Excerpts from an interface dataset
==========

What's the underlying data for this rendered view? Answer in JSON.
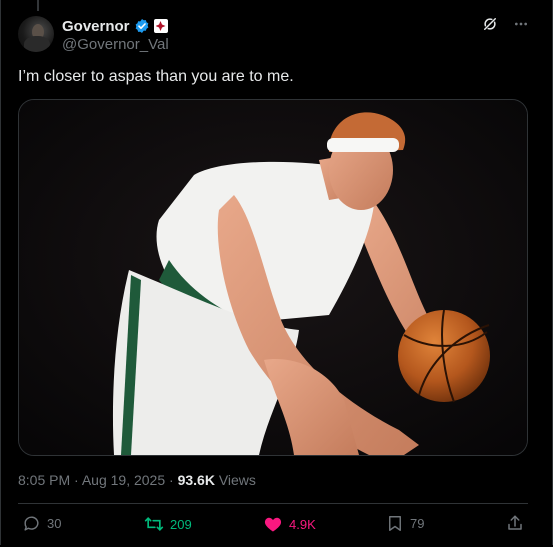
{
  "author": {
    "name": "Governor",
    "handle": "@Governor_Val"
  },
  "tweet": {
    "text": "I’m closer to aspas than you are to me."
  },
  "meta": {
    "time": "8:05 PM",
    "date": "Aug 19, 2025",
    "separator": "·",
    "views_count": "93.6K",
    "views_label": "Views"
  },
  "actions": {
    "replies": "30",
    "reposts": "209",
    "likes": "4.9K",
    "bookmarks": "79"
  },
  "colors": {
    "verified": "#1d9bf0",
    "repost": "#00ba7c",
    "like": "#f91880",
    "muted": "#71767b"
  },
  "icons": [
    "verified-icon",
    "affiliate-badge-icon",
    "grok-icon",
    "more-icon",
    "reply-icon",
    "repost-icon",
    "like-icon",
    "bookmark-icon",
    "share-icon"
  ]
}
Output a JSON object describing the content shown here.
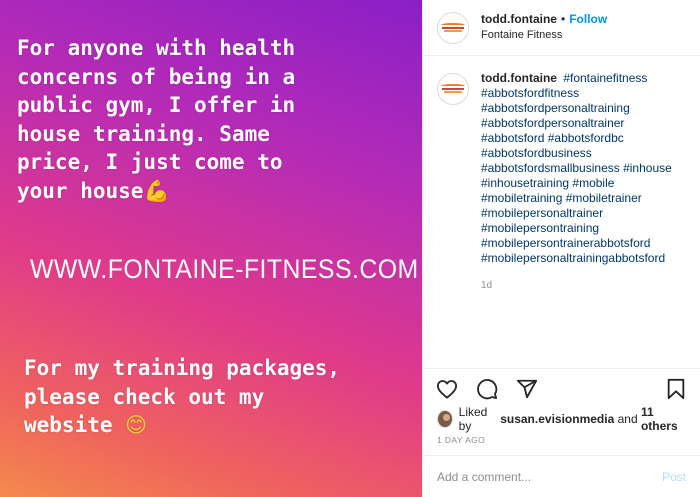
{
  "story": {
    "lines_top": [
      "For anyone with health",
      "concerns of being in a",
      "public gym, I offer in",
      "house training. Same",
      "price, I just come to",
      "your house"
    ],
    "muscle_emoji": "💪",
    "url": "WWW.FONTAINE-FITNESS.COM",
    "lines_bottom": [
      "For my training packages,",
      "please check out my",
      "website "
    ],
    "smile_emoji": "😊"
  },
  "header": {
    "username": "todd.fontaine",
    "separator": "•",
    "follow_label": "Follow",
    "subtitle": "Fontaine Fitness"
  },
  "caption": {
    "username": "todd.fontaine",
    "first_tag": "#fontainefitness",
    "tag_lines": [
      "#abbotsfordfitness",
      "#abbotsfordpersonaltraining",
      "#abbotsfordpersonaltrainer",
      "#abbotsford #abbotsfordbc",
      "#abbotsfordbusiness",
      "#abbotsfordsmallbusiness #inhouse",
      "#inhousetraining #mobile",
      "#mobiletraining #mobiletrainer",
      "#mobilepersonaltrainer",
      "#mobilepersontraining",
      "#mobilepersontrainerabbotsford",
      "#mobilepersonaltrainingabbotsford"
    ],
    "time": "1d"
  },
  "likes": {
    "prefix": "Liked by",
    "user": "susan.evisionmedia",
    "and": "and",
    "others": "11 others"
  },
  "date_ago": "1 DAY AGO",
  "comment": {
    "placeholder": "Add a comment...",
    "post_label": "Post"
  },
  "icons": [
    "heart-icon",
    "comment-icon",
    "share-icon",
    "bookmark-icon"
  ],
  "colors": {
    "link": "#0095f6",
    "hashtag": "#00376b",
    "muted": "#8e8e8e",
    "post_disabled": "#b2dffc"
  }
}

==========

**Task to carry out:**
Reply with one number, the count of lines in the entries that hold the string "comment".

**Answer box:**
3